  .webq-vg-item {
    width: 33.33%; } }

View Example


  • Use the following style guide as your main reference:
  • Use the Webq namespace
  • Try to follow the module concept of the //
  • Use existing third party JS libraries ( if possible
  • Add non-existing third party libraries to the // folder

View Example

Creating Apps & Widgets

Apps vs. Widgets

  • Apps require their own template(s) and almost always need their own custom title, meta, canonical URL, etc. handling
  • Widgets don't require their own template(s) and are added to a HUT template page container

Wireframes (Templates for App and Widget Builds)

  • To start building a new app or widget, use the following wireframes:
    • /global/hut/widgets/wireframe/
    • /global/hut/apps/wireframe/
  • The velocity files within the wireframes contain the required, optional, and code snippet sections and use the following naming conventions:
Velocity File Naming Conventions
# Name Notes
1 |widgetName|.vtl ---
2 |widgetName|-template.vtl optional
3 |widgetName|-logic.vtl optional
4 |widgetName|-preexecute.vtl ---
5 |widgetName|.less ---
6 |widgetName|-eb.less |widgetName|-eb.css.vtl
7 |widgetName|.js |widgetName|.min.js

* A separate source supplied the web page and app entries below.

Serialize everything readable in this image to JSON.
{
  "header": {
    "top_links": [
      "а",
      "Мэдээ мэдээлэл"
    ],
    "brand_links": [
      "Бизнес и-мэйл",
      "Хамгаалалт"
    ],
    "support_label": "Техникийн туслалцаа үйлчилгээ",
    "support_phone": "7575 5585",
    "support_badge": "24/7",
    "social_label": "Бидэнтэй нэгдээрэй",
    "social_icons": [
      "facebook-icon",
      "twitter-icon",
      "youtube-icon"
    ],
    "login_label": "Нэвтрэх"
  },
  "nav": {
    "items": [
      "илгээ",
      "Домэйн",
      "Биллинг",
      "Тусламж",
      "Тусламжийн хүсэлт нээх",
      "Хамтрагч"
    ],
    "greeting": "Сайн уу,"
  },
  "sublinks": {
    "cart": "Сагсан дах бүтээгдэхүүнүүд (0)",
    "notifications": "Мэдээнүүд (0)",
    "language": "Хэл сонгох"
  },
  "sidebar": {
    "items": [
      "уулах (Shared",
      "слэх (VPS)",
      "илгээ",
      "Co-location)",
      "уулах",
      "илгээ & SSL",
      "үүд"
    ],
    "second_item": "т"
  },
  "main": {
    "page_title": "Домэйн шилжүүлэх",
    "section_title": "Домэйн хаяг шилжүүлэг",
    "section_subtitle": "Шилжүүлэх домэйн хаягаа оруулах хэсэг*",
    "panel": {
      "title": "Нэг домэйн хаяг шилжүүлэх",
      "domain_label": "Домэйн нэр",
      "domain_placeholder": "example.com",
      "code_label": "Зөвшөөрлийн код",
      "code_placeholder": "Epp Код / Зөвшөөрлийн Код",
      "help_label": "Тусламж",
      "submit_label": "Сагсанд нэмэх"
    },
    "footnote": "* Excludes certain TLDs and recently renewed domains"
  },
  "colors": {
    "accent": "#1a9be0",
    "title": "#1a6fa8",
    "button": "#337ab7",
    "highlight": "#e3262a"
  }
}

Folder Structure

The folder structure for an app or widget using HUT on the host should conform to the following:

# Element Formatting/Example
1 Path
2 [component]
indicates app or widget
/apps/ or /widgets/
3 [widgetName]
title of the app or widget
4 [versionNumber]
version of the app or widget
5 Files All files go in the version number folder (/img/, /js/, /css/ folders should not be created under the version number folder)


For each app or widget that is created, corresponding documentation is required. Our documentation contains three elements: 1) instructions, 2) a demonstration, and 3) a snippet generator. Each item should be given its own page within the /global/hut/ section to house these pieces of documentation.

# Element Formatting/Example
1 Instructions
2 Demonstration
3 Snippet Generator
Instructions Template Demo Template Snippet Generator Template

Browser Testing

You absolutely have to test your website in multiple browsers to ensure that visitors to your site do not receive a broken experience. We recommend testing in the following browsers for compatibility:

Global Files

General Notes

Our widgets use static and dynamic global CSS files to load their styles. These files are separate from the widgets themselves and load from the /util/custom/start.vtl on every host. Their purpose is to collect all of the base styles and custom Entity Branding (EB) styles for the widgets into two global files.

To utilize these files,

  • Include the widgets' static .less file to the master .less file (/global/hut/widgets/css/webq-widgets.less) and compile
  • dotParse the widgets' widgetname-eb.css.vtl in the master file (/global/hut/widgets/css/webq-widgets-eb.vtl)
  • See the global/hut/widgets/wireframe/v1/wireframe-eb.less file for more information about how to build dynamic CSS for your widget

Static CSS (Base Styles)

The Static CSS holds all of the base styles for our widgets.

Dynamic CSS (Entity Branding Styles)

The Dynamic CSS holds all of the custom EB styles for our widgets.


When compiling your CSS, adhere to the following guidelines:

  • Compiling is mainly used when a new widget is rolled out and the global CSS needs to be updated
  • Notify other colleagues prior to compiling the master file in order to avoid overriding their includes

How to Compile WebQ CSS Guide